But in all the uproar, no one explained to the Australians how tricky a political issue drugs are in Indonesia. Indonesia is racked with a drug crisis it cannot solve and is emulating the worst of the US policies. There is evidence of widespread corruption, yet a need for the government to be doing something. So they can make Schapelle Corby a big, fat example. They have all the drug dealers they need. They don't need young Westerners on the make to cut into their business and spread drugs even more.
No one ever commits a crime thinking they will be caught and punished. But what exactly does the Australian public want? A lower sentence? Outright release?
What is the Indonesian government, as corrupt as it is, supposed to do when someone is caught smuggling red handed and then offers hearsay evidence as a defense. Even the Australian police cannot tie the drug ring to Corby's property and they clearly had every incentive to do so.
Make no mistake, I think 20 years is horrible for such a silly, ill-thought out mistake. Two would be fine. But her defense isn't credible. She has no proof her story is anything more than just that. In that case, what is the Indonesian government supposed to do? Take her word for it?
Oh yeah, here are the other Australians awaiting trial and disposition of sentence:

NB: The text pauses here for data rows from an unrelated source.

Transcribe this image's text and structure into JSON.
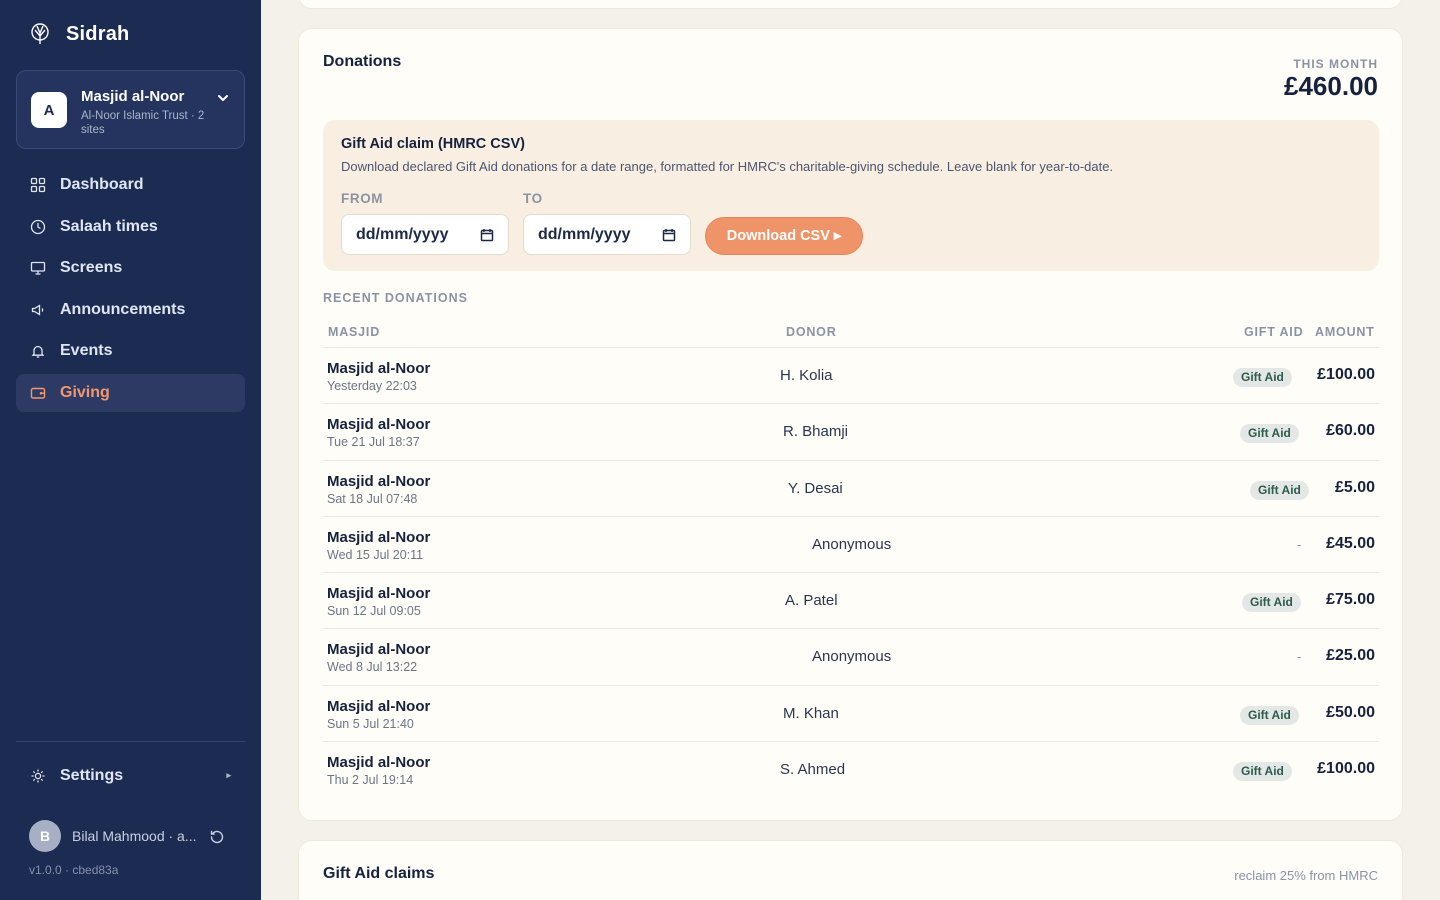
{
  "app": {
    "name": "Sidrah"
  },
  "org": {
    "avatar_letter": "A",
    "name": "Masjid al-Noor",
    "subtitle": "Al-Noor Islamic Trust · 2 sites"
  },
  "nav": {
    "items": [
      {
        "label": "Dashboard",
        "icon": "grid-icon"
      },
      {
        "label": "Salaah times",
        "icon": "clock-icon"
      },
      {
        "label": "Screens",
        "icon": "monitor-icon"
      },
      {
        "label": "Announcements",
        "icon": "megaphone-icon"
      },
      {
        "label": "Events",
        "icon": "bell-icon"
      },
      {
        "label": "Giving",
        "icon": "wallet-icon",
        "active": true
      }
    ],
    "settings_label": "Settings"
  },
  "user": {
    "avatar_letter": "B",
    "name": "Bilal Mahmood · a...",
    "version": "v1.0.0 · cbed83a"
  },
  "donations": {
    "title": "Donations",
    "month_label": "THIS MONTH",
    "month_value": "£460.00",
    "gift_aid": {
      "title": "Gift Aid claim (HMRC CSV)",
      "description": "Download declared Gift Aid donations for a date range, formatted for HMRC's charitable-giving schedule. Leave blank for year-to-date.",
      "from_label": "FROM",
      "to_label": "TO",
      "from_placeholder": "dd/mm/yyyy",
      "to_placeholder": "dd/mm/yyyy",
      "download_label": "Download CSV ▸"
    },
    "recent_label": "RECENT DONATIONS",
    "columns": {
      "masjid": "MASJID",
      "donor": "DONOR",
      "gift_aid": "GIFT AID",
      "amount": "AMOUNT"
    },
    "rows": [
      {
        "masjid": "Masjid al-Noor",
        "time": "Yesterday 22:03",
        "donor": "H. Kolia",
        "gift_aid": "Gift Aid",
        "amount": "£100.00"
      },
      {
        "masjid": "Masjid al-Noor",
        "time": "Tue 21 Jul 18:37",
        "donor": "R. Bhamji",
        "gift_aid": "Gift Aid",
        "amount": "£60.00"
      },
      {
        "masjid": "Masjid al-Noor",
        "time": "Sat 18 Jul 07:48",
        "donor": "Y. Desai",
        "gift_aid": "Gift Aid",
        "amount": "£5.00"
      },
      {
        "masjid": "Masjid al-Noor",
        "time": "Wed 15 Jul 20:11",
        "donor": "Anonymous",
        "gift_aid": "-",
        "amount": "£45.00"
      },
      {
        "masjid": "Masjid al-Noor",
        "time": "Sun 12 Jul 09:05",
        "donor": "A. Patel",
        "gift_aid": "Gift Aid",
        "amount": "£75.00"
      },
      {
        "masjid": "Masjid al-Noor",
        "time": "Wed 8 Jul 13:22",
        "donor": "Anonymous",
        "gift_aid": "-",
        "amount": "£25.00"
      },
      {
        "masjid": "Masjid al-Noor",
        "time": "Sun 5 Jul 21:40",
        "donor": "M. Khan",
        "gift_aid": "Gift Aid",
        "amount": "£50.00"
      },
      {
        "masjid": "Masjid al-Noor",
        "time": "Thu 2 Jul 19:14",
        "donor": "S. Ahmed",
        "gift_aid": "Gift Aid",
        "amount": "£100.00"
      }
    ]
  },
  "gift_aid_claims": {
    "title": "Gift Aid claims",
    "note": "reclaim 25% from HMRC"
  },
  "colors": {
    "sidebar": "#1c2b51",
    "accent": "#ef9468",
    "background": "#f4f1ea"
  }
}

* Andrew Chan, arrested April 17, 2005 and awaiting trial * Si Yi Chen, arrested April 17, 2005 and awaiting trial * Schapelle Corby - sentenced on May 27 2005 to 20 years imprisonment for drug trafficking of 4.1kg of cannabis * Chris Currell, 37 on March 21 2005 sentenced to 6 months imprisonment for planning to export 70,000+ pseudo-ephedrine pills to Australia * Michael Czugaj, arrested April 17, 2005 and awaiting trial * Tach Duc, arrested April 17, 2005 and awaiting trial * Massimo Mancini, arrested December 2004 for possession of 1g heroin * Thanh Nguyen, arrested April 17, 2005 and awaiting trial * Matthew Norman, arrested April 17, 2005 and awaiting trial * Chris Packer, arrested for failing to declare firearms, released * Scott Rush, arrested April 17, 2005 and awaiting trial * Andrew Say, arrested, for possession of 60g of marijuana * Martin Stephens, arrested April 17, 2005 and awaiting trial * Myuran Sukumaran, arrested April 17, 2005 and awaiting trial * Chris Wardill, 27, arrested December 2004 for possession of four ecstasy pills